Long COVID is a federally recognized disability. Yet, 16 of the 17 people who reported brain fog in our study described feeling disbelieved. Nine of the 13 people we interviewed who sought disability accommodations faced significant barriers to access. At Georgetown, Brittney Klein, who manages disability accommodations and worked with Ken to help him get through the spring and fall semesters in 2022, told us that the school’s academic resource center has had a number of long COVID accommodation requests. Ken is not an outlier, by any stretch.
In this project we found a gulf between clinicians’ perceptions of the severity of brain fog and the perceptions of the people who have it. So many people feel alone and dismissed—this is reinforced on message boards, blog posts and Twitter feeds. Categorization of the most severe symptoms is a way not only to legitimize people’s neurocognitive dysfunction but also to elevate their need for intervention. We plan to publish a more extensive analysis of our findings in a medical journal.
We still don’t know much about brain fog, and there are major gaps in how we think about long COVID. However, we know for certain that brain fog is real. And brain fog is multiple things.
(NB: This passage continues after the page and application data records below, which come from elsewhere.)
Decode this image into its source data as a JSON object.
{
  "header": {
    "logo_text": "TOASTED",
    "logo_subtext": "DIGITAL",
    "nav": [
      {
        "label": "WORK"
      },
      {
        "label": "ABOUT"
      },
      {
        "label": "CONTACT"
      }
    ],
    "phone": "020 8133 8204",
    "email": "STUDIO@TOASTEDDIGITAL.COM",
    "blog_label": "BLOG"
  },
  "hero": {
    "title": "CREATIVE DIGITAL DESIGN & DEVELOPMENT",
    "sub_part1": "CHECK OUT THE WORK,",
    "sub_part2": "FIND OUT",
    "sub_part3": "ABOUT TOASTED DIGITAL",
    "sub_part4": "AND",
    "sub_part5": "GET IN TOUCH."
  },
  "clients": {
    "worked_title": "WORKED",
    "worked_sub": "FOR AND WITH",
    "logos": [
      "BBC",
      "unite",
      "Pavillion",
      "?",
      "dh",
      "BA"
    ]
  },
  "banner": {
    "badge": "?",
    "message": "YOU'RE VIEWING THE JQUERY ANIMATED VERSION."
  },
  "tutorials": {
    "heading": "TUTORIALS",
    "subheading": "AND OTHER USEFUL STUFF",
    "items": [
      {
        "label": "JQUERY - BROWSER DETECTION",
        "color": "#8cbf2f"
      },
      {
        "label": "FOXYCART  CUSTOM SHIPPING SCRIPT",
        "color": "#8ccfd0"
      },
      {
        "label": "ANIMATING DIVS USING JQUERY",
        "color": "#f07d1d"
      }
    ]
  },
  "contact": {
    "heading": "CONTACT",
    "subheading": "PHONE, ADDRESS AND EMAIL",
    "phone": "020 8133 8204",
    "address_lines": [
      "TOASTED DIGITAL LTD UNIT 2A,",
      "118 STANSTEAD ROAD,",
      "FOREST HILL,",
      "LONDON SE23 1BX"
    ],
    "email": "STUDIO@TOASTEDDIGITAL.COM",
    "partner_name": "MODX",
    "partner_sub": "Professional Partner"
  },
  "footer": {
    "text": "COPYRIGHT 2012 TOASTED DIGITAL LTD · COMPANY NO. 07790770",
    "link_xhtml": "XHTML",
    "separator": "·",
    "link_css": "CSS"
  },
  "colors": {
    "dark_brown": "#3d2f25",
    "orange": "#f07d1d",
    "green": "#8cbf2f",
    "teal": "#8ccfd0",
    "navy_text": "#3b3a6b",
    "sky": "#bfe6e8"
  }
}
More than one year after his long COVID diagnosis, Ken still experiences sporadic memory loss and difficulty processing information. He has come to accept his struggles with brain fog as a continuing part of daily life, even as his physical health has mostly returned to normal. He now wishes he had taken medical leave during the worst of his long COVID. Regardless, identifying the complexity and diversity of symptoms people manage with brain fog, and creating a better nomenclature around that diversity would provide a clearer path for legitimizing medical leave and accommodations, and in the end, hopefully, help people lead productive lives as they manage this new normal.
This is an opinion and analysis article, and the views expressed by the author or authors are not necessarily those of Scientific American.